-- WHAT THE TASK REQUIRES --
Narrow the data below down to the lines containing "screenshot".

Items from an interface collection
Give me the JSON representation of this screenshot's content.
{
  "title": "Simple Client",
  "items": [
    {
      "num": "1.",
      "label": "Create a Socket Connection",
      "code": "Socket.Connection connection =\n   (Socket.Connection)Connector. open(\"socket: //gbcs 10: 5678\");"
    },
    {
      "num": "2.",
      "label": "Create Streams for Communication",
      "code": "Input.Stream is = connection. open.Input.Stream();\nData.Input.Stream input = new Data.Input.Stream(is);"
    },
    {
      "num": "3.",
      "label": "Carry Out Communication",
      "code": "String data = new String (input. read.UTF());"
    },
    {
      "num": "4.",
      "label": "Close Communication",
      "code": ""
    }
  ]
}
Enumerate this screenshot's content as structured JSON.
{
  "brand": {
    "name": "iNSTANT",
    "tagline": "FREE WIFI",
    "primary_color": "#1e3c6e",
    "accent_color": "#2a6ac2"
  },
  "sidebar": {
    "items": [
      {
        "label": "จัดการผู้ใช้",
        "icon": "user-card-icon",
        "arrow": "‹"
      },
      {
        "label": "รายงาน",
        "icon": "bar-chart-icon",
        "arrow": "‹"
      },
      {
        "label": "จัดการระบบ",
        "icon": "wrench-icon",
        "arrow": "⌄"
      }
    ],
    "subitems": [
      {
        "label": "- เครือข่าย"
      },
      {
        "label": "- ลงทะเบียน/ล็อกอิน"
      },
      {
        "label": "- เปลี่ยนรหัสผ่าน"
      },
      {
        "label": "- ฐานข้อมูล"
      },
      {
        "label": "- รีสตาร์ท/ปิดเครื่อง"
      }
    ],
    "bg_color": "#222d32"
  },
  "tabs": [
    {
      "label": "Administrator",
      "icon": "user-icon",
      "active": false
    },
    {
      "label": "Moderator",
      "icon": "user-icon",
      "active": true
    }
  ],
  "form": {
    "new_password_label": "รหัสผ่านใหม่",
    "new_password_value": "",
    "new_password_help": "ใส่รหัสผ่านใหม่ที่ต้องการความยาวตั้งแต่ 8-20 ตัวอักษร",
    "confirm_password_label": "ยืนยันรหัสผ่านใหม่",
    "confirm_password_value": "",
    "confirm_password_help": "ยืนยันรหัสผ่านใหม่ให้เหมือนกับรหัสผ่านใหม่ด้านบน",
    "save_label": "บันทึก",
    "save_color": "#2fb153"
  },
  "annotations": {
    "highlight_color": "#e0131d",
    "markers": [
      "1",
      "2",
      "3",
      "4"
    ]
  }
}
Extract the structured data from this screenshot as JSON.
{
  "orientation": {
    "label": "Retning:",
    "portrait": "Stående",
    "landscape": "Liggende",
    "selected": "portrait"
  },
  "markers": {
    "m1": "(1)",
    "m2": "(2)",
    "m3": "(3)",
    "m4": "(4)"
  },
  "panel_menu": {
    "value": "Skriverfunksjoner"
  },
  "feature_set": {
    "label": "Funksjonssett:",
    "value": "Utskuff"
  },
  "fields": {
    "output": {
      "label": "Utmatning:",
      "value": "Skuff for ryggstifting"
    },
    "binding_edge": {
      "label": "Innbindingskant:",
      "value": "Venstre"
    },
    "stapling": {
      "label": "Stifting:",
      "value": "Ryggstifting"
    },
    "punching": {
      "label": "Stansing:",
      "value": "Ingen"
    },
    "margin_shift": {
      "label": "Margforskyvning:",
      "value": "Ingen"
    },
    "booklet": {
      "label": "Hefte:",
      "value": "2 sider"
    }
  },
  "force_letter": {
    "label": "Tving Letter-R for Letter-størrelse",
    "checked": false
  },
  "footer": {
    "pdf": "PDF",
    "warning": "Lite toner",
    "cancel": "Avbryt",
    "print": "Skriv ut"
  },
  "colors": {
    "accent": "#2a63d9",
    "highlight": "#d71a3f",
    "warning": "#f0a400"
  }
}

-- ANSWER BOX --
Give me the JSON representation of this screenshot's content.
Enumerate this screenshot's content as structured JSON.
Extract the structured data from this screenshot as JSON.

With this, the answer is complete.